In addition to rising costs to feed and care for their dogs and prizes that don’t meet those costs, animal activist group PETA has been pushing sponsors away from the sport, mainly the Iditarod, Trudell says.
Keeping sled dog racing alive in the Upper Midwest is a group of dedicated racers, event organizers, and volunteers who are all-in on the sport. The CopperDog had 840 volunteers, CopperDog Board Chair Doug Harrer said. For reference, the village of Calumet’s population was 621 at the last census. Those volunteers come from all across the country just to be around the action.
“We’ve got people from Pennsylvania, from California. We pull people from all over,” Harrer says. The UP200 lines up over 100 volunteers per year at the Grand Marais checkpoint alone, the race website states. Grand Marais had a population of 234 at the last census.

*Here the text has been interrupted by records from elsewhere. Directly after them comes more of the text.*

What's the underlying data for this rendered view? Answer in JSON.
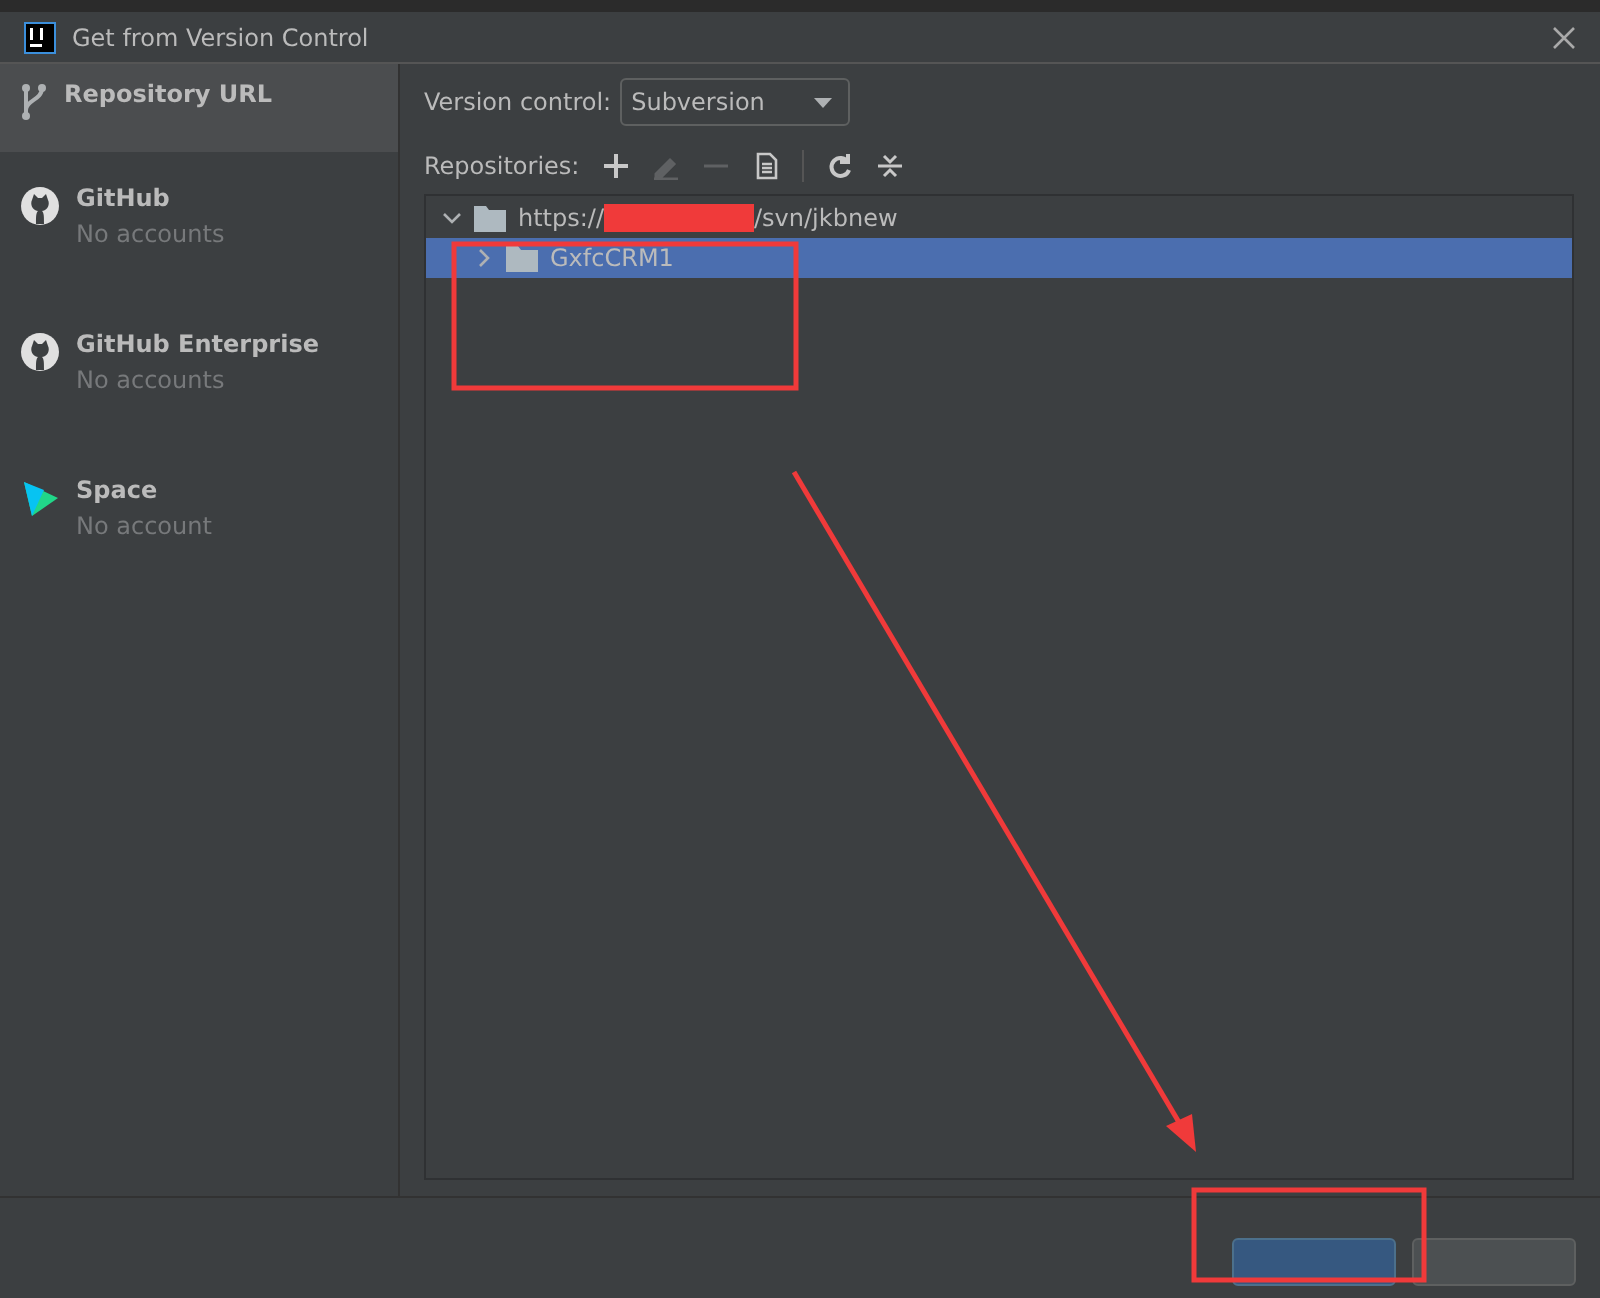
{
  "window": {
    "title": "Get from Version Control"
  },
  "sidebar": {
    "items": [
      {
        "kind": "url",
        "label": "Repository URL",
        "selected": true
      },
      {
        "kind": "github",
        "label": "GitHub",
        "sublabel": "No accounts",
        "selected": false
      },
      {
        "kind": "github",
        "label": "GitHub Enterprise",
        "sublabel": "No accounts",
        "selected": false
      },
      {
        "kind": "space",
        "label": "Space",
        "sublabel": "No account",
        "selected": false
      }
    ]
  },
  "version_control": {
    "label": "Version control:",
    "value": "Subversion"
  },
  "repositories": {
    "label": "Repositories:",
    "toolbar": [
      {
        "kind": "add",
        "disabled": false
      },
      {
        "kind": "edit",
        "disabled": true
      },
      {
        "kind": "remove",
        "disabled": true
      },
      {
        "kind": "browse",
        "disabled": false
      },
      {
        "kind": "refresh",
        "disabled": false
      },
      {
        "kind": "collapse",
        "disabled": false
      }
    ],
    "tree": [
      {
        "label_start": "https://",
        "label_end": "/svn/jkbnew",
        "redacted": true,
        "expanded": true,
        "selected": false,
        "children": [
          {
            "label": "GxfcCRM1",
            "expanded": false,
            "selected": true
          }
        ]
      }
    ]
  },
  "footer": {
    "buttons": [
      {
        "kind": "primary"
      },
      {
        "kind": "secondary"
      }
    ]
  }
}
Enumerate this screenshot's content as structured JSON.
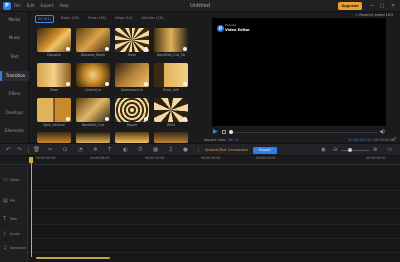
{
  "window": {
    "title": "Untitled",
    "upgrade_label": "Upgrade",
    "minimize": "—",
    "maximize": "▢",
    "close": "✕"
  },
  "menu": [
    "File",
    "Edit",
    "Export",
    "Help"
  ],
  "sidebar": {
    "items": [
      {
        "label": "Media",
        "active": false
      },
      {
        "label": "Music",
        "active": false
      },
      {
        "label": "Text",
        "active": false
      },
      {
        "label": "Transition",
        "active": true
      },
      {
        "label": "Filters",
        "active": false
      },
      {
        "label": "Overlays",
        "active": false
      },
      {
        "label": "Elements",
        "active": false
      }
    ]
  },
  "media": {
    "filter_tabs": [
      {
        "label": "All (91)",
        "active": true
      },
      {
        "label": "Basic (16)",
        "active": false
      },
      {
        "label": "Fresh (16)",
        "active": false
      },
      {
        "label": "Wipe (10)",
        "active": false
      },
      {
        "label": "Shutter (15)",
        "active": false
      }
    ],
    "thumbnails": [
      {
        "label": "Dissolve"
      },
      {
        "label": "Dissolve_Black"
      },
      {
        "label": "Rose"
      },
      {
        "label": "BandSlid_Cut_50"
      },
      {
        "label": "Clear"
      },
      {
        "label": "Central_in"
      },
      {
        "label": "Dashboard In"
      },
      {
        "label": "Push_Left"
      },
      {
        "label": "Split_Vertical"
      },
      {
        "label": "BandSlid_Out"
      },
      {
        "label": "Ripple"
      },
      {
        "label": "Whirl"
      },
      {
        "label": ""
      },
      {
        "label": ""
      },
      {
        "label": ""
      },
      {
        "label": ""
      }
    ]
  },
  "preview": {
    "aspect_note": "☐ Recently saved 16:9",
    "watermark_line1": "Powered",
    "watermark_line2": "Video Editor",
    "progress": 0.0,
    "aspect_ratio_label": "Aspect ratio:",
    "aspect_ratio_value": "16 : 9",
    "timecode_current": "00:00:00:00",
    "timecode_total": "/ 00:00:00:00"
  },
  "toolbar": {
    "speech_to_text": "Speech/Text Conversion",
    "export_label": "Export",
    "icons": [
      "undo-icon",
      "redo-icon",
      "delete-icon",
      "cut-icon",
      "crop-icon",
      "speed-icon",
      "freeze-icon",
      "text-icon",
      "color-icon",
      "duration-icon",
      "mosaic-icon",
      "pin-icon",
      "zoom-out-icon",
      "zoom-in-icon"
    ]
  },
  "timeline": {
    "ruler_ticks": [
      "00:00:00:00",
      "00:00:06:00",
      "00:00:12:00",
      "00:00:18:00",
      "00:00:24:00",
      "00:00:30:00"
    ],
    "tracks": [
      {
        "icon": "▭",
        "name": "Video"
      },
      {
        "icon": "▤",
        "name": "PIP"
      },
      {
        "icon": "T",
        "name": "Text"
      },
      {
        "icon": "♪",
        "name": "Audio"
      },
      {
        "icon": "♫",
        "name": "Narration"
      }
    ]
  }
}
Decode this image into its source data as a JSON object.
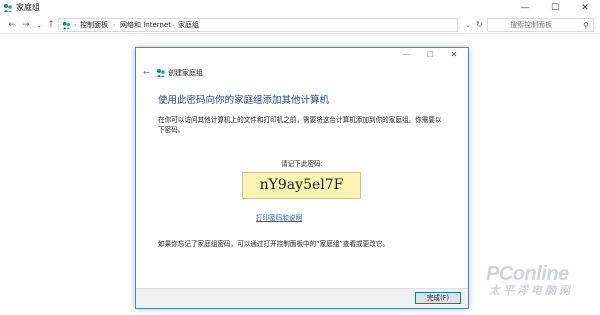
{
  "window": {
    "title": "家庭组",
    "minimize_glyph": "—",
    "maximize_glyph": "☐",
    "close_glyph": "✕"
  },
  "nav": {
    "back_glyph": "←",
    "forward_glyph": "→",
    "dropdown_glyph": "⌄",
    "up_glyph": "↑"
  },
  "address": {
    "breadcrumbs": [
      "控制面板",
      "网络和 Internet",
      "家庭组"
    ],
    "separator_glyph": "›",
    "dropdown_glyph": "⌄",
    "refresh_glyph": "↻"
  },
  "search": {
    "placeholder": "搜索控制面板",
    "search_glyph": "⚲"
  },
  "dialog": {
    "title": "创建家庭组",
    "back_glyph": "←",
    "minimize_glyph": "—",
    "maximize_glyph": "☐",
    "close_glyph": "✕",
    "heading": "使用此密码向你的家庭组添加其他计算机",
    "description": "在你可以访问其他计算机上的文件和打印机之前，需要将这台计算机添加到你的家庭组。你需要以下密码。",
    "password_label": "请记下此密码:",
    "password": "nY9ay5el7F",
    "print_link": "打印密码和说明",
    "footnote": "如果你忘记了家庭组密码，可以通过打开控制面板中的“家庭组”查看或更改它。",
    "finish_button": "完成(F)"
  },
  "watermark": {
    "brand": "PConline",
    "chinese": "太平洋电脑网"
  },
  "colors": {
    "heading": "#1e3fa8",
    "link": "#1a66cc",
    "password_bg": "#faf5b3",
    "dialog_border": "#4a88c9",
    "button_focus_border": "#0078d7",
    "homegroup_icon": "#1a8a6e"
  }
}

Despite the disappointing winter that saw the cancellation of the UP200 as well as the Tahquamenon Country Sled Dog Race, the Upper Midwest remains one of the top places for sled dog racing in the Lower 48.
“I think the vast majority of Michiganders or Midwesterners might not even realize that there’s a rich mushing legacy and culture community in this area,” Mari Vaydik, Vice President of the Upper Peninsula Sled Dog Association, says.
For the communities that these events are in, they realize the impact. Sled dog races can be big draws for spectators. Harrer says that this year’s participation in the CopperDog races is the highest they’ve ever had due to the cancellation of other area races, but he generally sees participation decreasing.
So, besides the question of raising purse amounts, how can these events remain alive for the communities and participants alike? One thing Trudell suggests is shortening the legs to the races. If a leg for each race is 70 miles, for example, mushers have to consistently train dogs to run 70 miles at a time, which can be a massive time commitment.
Ultimately, it comes down to getting younger generations interested in it, whether that’s by shortening race legs, upping purse totals, or something else entirely.
“It’s just trying to get the younger mushers involved and have a passion for it, because that’s what it takes,” he says.